::: EXTRACTED MATERIAL
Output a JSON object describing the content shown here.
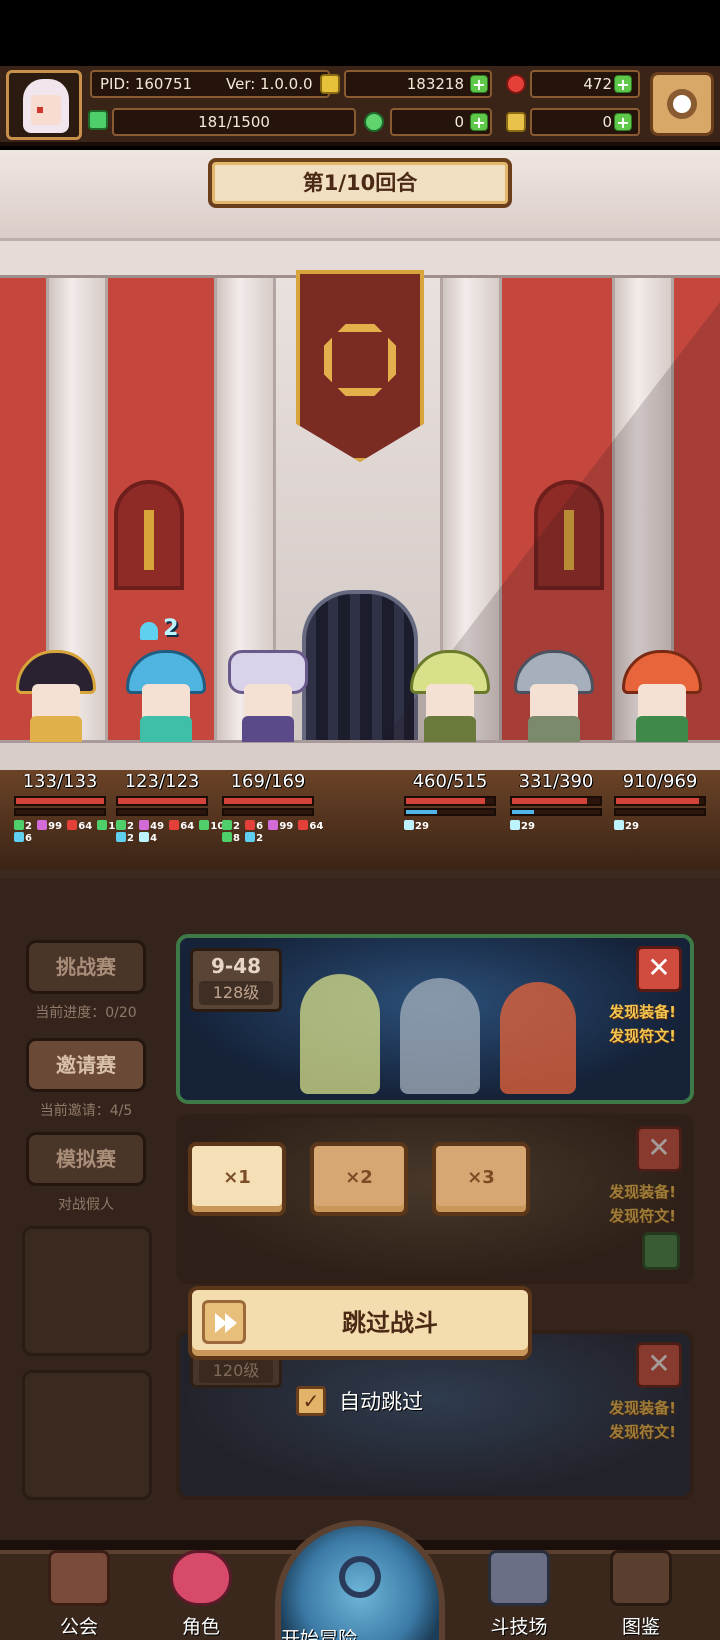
{
  "hud": {
    "pid_label": "PID: 160751",
    "version_label": "Ver: 1.0.0.0",
    "gold": "183218",
    "gems": "472",
    "energy": "181/1500",
    "clover": "0",
    "token": "0",
    "colors": {
      "accent": "#c8904a",
      "plus": "#5fc84a"
    }
  },
  "battle": {
    "round_label": "第1/10回合",
    "buff_count": "2",
    "heroes": [
      {
        "hp": "133/133",
        "hp_ratio": 1.0,
        "mp_ratio": 0.0,
        "stats": [
          "2",
          "99",
          "64",
          "10",
          "6"
        ]
      },
      {
        "hp": "123/123",
        "hp_ratio": 1.0,
        "mp_ratio": 0.0,
        "stats": [
          "2",
          "49",
          "64",
          "10",
          "2",
          "4"
        ]
      },
      {
        "hp": "169/169",
        "hp_ratio": 1.0,
        "mp_ratio": 0.0,
        "stats": [
          "2",
          "6",
          "99",
          "64",
          "8",
          "2"
        ]
      }
    ],
    "enemies": [
      {
        "hp": "460/515",
        "hp_ratio": 0.893,
        "mp_ratio": 0.35,
        "stats": [
          "29"
        ]
      },
      {
        "hp": "331/390",
        "hp_ratio": 0.849,
        "mp_ratio": 0.25,
        "stats": [
          "29"
        ]
      },
      {
        "hp": "910/969",
        "hp_ratio": 0.939,
        "mp_ratio": 0.0,
        "stats": [
          "29"
        ]
      }
    ]
  },
  "arena": {
    "side": [
      {
        "label": "挑战赛",
        "caption": "当前进度：0/20"
      },
      {
        "label": "邀请赛",
        "caption": "当前邀请：4/5"
      },
      {
        "label": "模拟赛",
        "caption": "对战假人"
      }
    ],
    "cards": [
      {
        "stage": "9-48",
        "level": "128级",
        "found_equip": "发现装备!",
        "found_rune": "发现符文!"
      },
      {
        "found_equip": "发现装备!",
        "found_rune": "发现符文!"
      },
      {
        "level": "120级",
        "found_equip": "发现装备!",
        "found_rune": "发现符文!"
      }
    ],
    "close_glyph": "✕",
    "speeds": [
      "×1",
      "×2",
      "×3"
    ],
    "skip_label": "跳过战斗",
    "auto_skip_label": "自动跳过",
    "auto_skip_checked": true
  },
  "nav": {
    "items": [
      "公会",
      "角色",
      "开始冒险",
      "斗技场",
      "图鉴"
    ]
  }
}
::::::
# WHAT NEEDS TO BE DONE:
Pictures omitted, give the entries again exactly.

# OUTPUT OF THE TASK:
Output a JSON object describing the content shown here.
{
  "hud": {
    "pid_label": "PID: 160751",
    "version_label": "Ver: 1.0.0.0",
    "gold": "183218",
    "gems": "472",
    "energy": "181/1500",
    "clover": "0",
    "token": "0",
    "colors": {
      "accent": "#c8904a",
      "plus": "#5fc84a"
    }
  },
  "battle": {
    "round_label": "第1/10回合",
    "buff_count": "2",
    "heroes": [
      {
        "hp": "133/133",
        "hp_ratio": 1.0,
        "mp_ratio": 0.0,
        "stats": [
          "2",
          "99",
          "64",
          "10",
          "6"
        ]
      },
      {
        "hp": "123/123",
        "hp_ratio": 1.0,
        "mp_ratio": 0.0,
        "stats": [
          "2",
          "49",
          "64",
          "10",
          "2",
          "4"
        ]
      },
      {
        "hp": "169/169",
        "hp_ratio": 1.0,
        "mp_ratio": 0.0,
        "stats": [
          "2",
          "6",
          "99",
          "64",
          "8",
          "2"
        ]
      }
    ],
    "enemies": [
      {
        "hp": "460/515",
        "hp_ratio": 0.893,
        "mp_ratio": 0.35,
        "stats": [
          "29"
        ]
      },
      {
        "hp": "331/390",
        "hp_ratio": 0.849,
        "mp_ratio": 0.25,
        "stats": [
          "29"
        ]
      },
      {
        "hp": "910/969",
        "hp_ratio": 0.939,
        "mp_ratio": 0.0,
        "stats": [
          "29"
        ]
      }
    ]
  },
  "arena": {
    "side": [
      {
        "label": "挑战赛",
        "caption": "当前进度：0/20"
      },
      {
        "label": "邀请赛",
        "caption": "当前邀请：4/5"
      },
      {
        "label": "模拟赛",
        "caption": "对战假人"
      }
    ],
    "cards": [
      {
        "stage": "9-48",
        "level": "128级",
        "found_equip": "发现装备!",
        "found_rune": "发现符文!"
      },
      {
        "found_equip": "发现装备!",
        "found_rune": "发现符文!"
      },
      {
        "level": "120级",
        "found_equip": "发现装备!",
        "found_rune": "发现符文!"
      }
    ],
    "close_glyph": "✕",
    "speeds": [
      "×1",
      "×2",
      "×3"
    ],
    "skip_label": "跳过战斗",
    "auto_skip_label": "自动跳过",
    "auto_skip_checked": true
  },
  "nav": {
    "items": [
      "公会",
      "角色",
      "开始冒险",
      "斗技场",
      "图鉴"
    ]
  }
}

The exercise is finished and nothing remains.